#### EXERCISE INPUTS
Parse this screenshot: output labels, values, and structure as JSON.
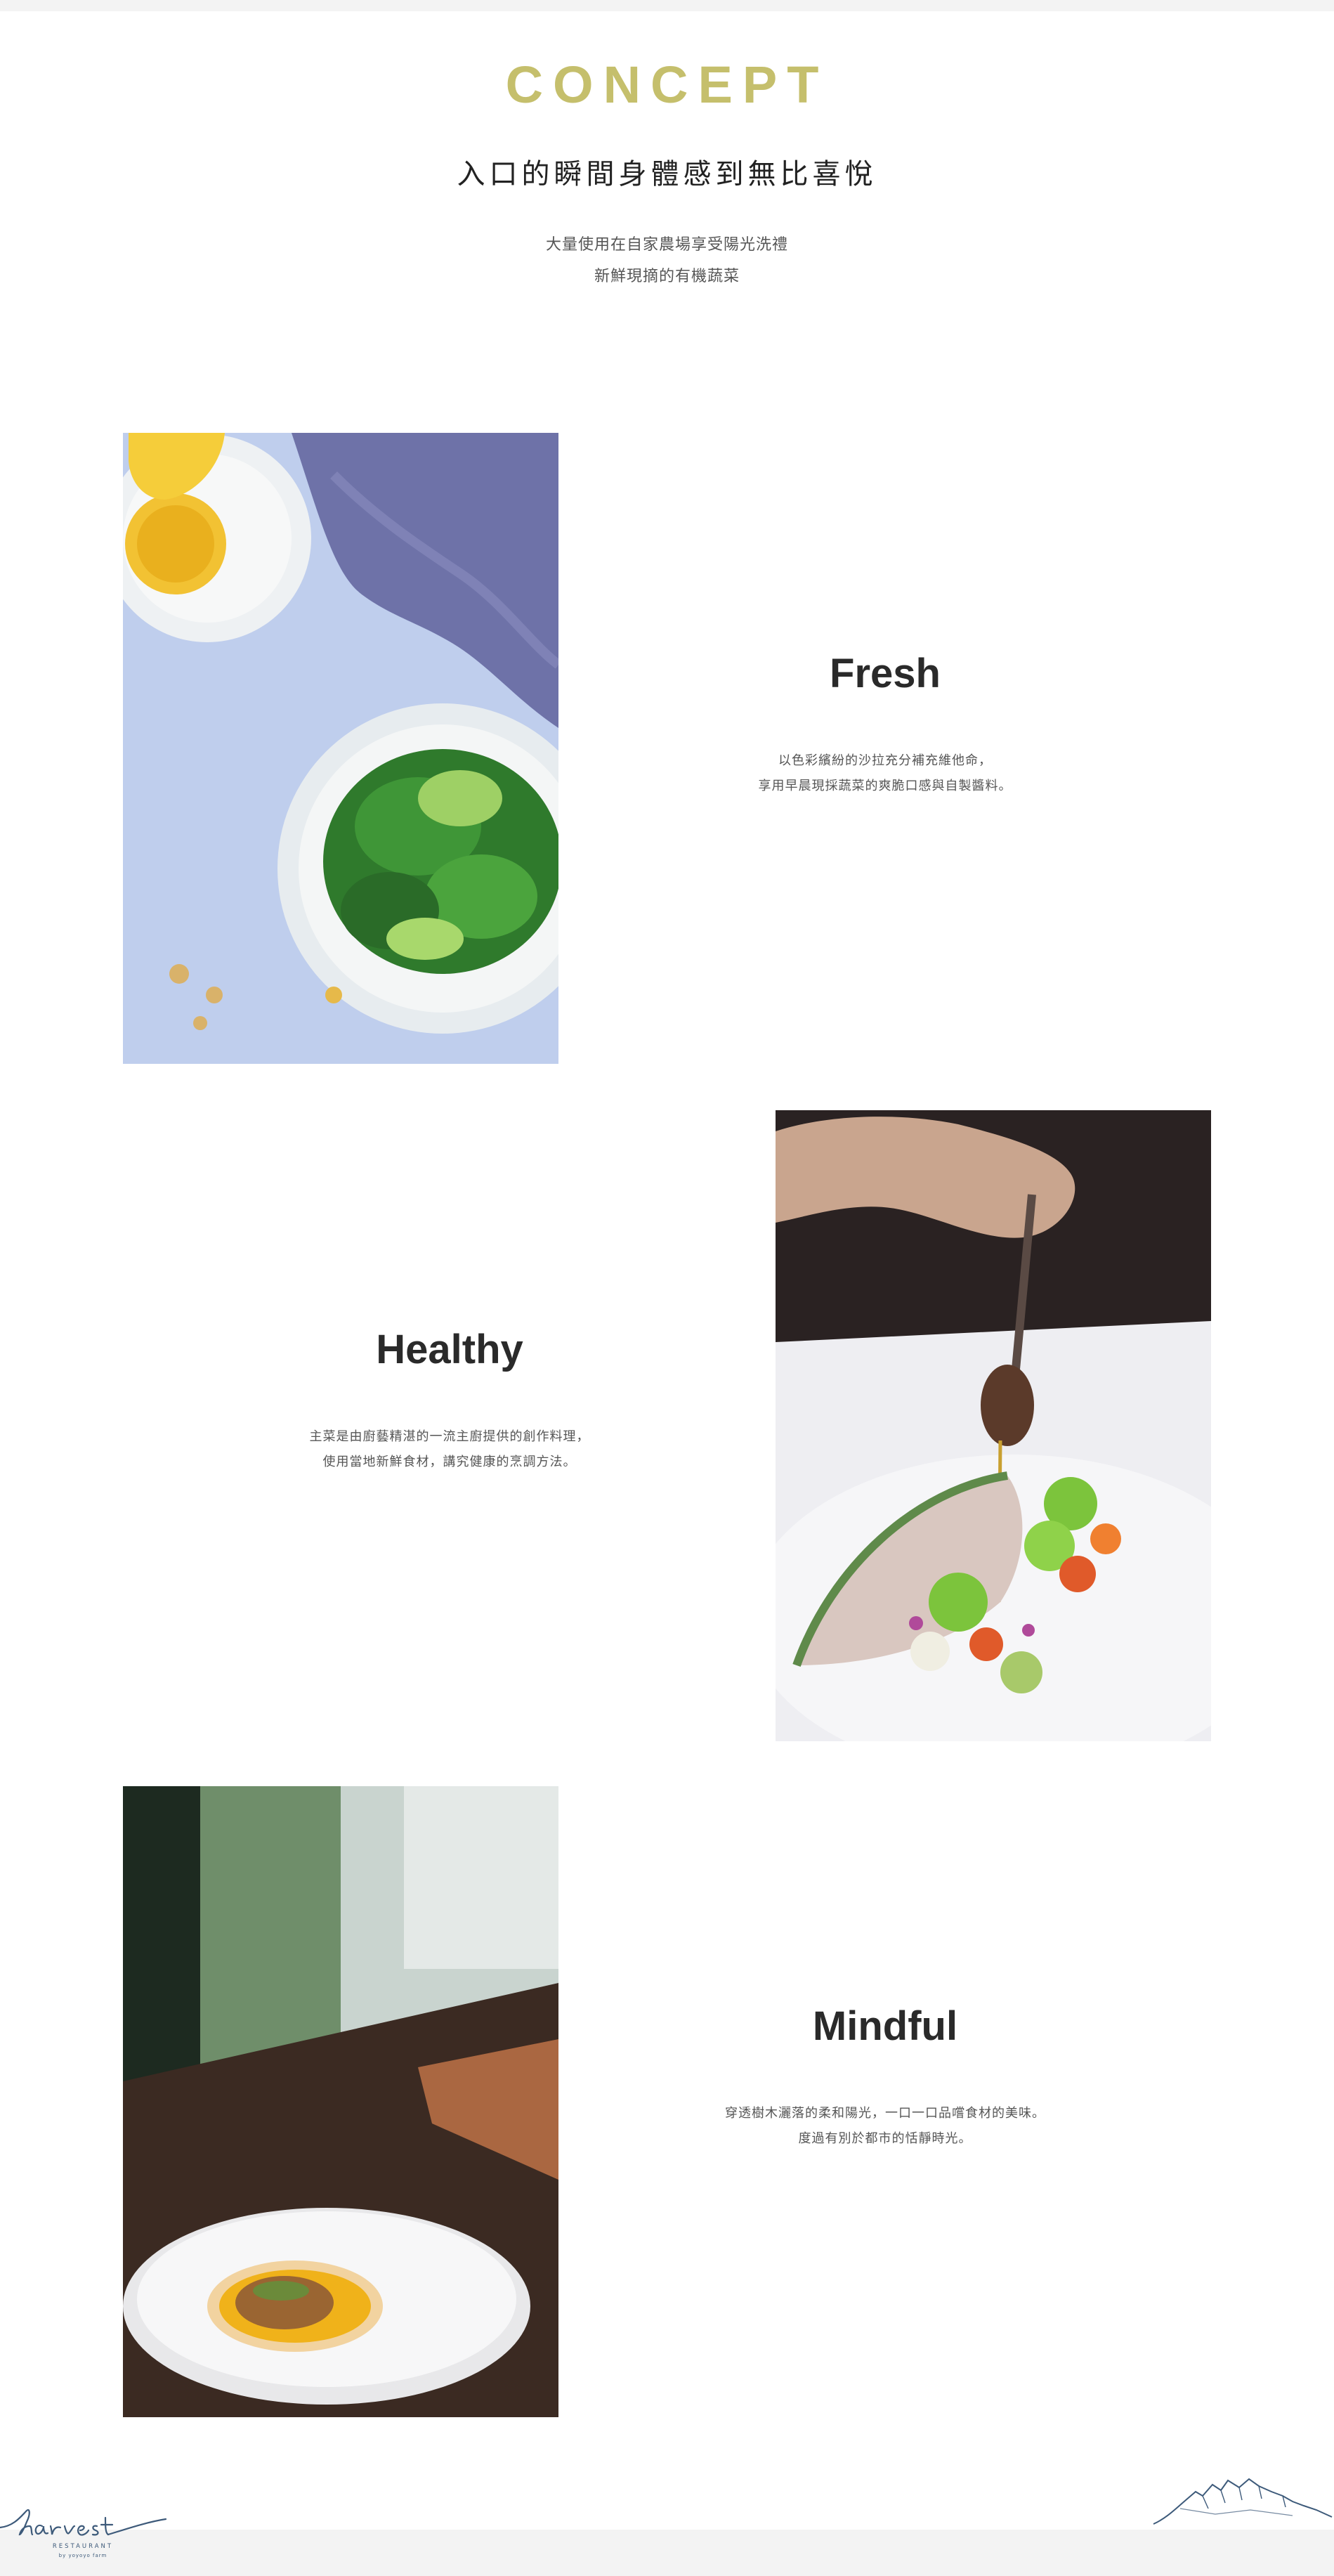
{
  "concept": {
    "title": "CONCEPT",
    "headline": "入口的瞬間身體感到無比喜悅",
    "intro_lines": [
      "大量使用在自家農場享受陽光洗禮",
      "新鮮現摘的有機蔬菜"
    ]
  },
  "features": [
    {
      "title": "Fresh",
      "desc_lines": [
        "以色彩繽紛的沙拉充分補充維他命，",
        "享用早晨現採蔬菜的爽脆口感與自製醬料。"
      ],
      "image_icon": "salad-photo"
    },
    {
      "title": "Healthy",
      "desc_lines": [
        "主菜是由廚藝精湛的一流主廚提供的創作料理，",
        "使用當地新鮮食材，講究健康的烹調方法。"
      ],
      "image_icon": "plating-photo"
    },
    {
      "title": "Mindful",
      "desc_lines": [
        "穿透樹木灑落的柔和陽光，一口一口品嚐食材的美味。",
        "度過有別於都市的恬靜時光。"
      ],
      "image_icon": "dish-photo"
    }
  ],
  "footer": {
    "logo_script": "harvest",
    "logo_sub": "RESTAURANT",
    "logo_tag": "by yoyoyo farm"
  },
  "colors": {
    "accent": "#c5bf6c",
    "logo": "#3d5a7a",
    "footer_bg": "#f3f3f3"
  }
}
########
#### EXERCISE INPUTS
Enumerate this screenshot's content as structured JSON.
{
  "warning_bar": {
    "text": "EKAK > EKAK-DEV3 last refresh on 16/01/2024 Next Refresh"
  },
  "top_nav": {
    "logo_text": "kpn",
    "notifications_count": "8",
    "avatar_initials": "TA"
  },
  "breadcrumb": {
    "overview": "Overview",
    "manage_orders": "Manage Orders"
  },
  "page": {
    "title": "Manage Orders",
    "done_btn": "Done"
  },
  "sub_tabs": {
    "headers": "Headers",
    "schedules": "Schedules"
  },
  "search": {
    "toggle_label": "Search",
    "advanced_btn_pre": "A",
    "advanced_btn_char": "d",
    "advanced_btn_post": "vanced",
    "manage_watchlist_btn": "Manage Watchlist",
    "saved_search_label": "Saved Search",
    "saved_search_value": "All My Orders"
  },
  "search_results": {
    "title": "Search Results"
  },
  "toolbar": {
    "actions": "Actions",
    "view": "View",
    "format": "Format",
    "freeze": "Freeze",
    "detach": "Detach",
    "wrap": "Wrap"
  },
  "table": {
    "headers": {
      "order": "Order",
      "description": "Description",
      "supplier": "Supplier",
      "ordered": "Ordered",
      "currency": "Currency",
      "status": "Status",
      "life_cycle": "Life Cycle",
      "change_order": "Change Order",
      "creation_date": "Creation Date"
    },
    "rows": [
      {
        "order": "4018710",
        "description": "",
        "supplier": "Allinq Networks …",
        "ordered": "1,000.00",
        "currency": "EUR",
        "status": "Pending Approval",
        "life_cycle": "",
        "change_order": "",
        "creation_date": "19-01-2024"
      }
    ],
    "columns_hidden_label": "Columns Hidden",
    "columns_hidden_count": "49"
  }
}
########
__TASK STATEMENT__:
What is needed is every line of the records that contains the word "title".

__EXERCISE RESPONSE__:
    "title": "CONCEPT",
      "title": "Fresh",
      "title": "Healthy",
      "title": "Mindful",
    "title": "Manage Orders",
    "title": "Search Results"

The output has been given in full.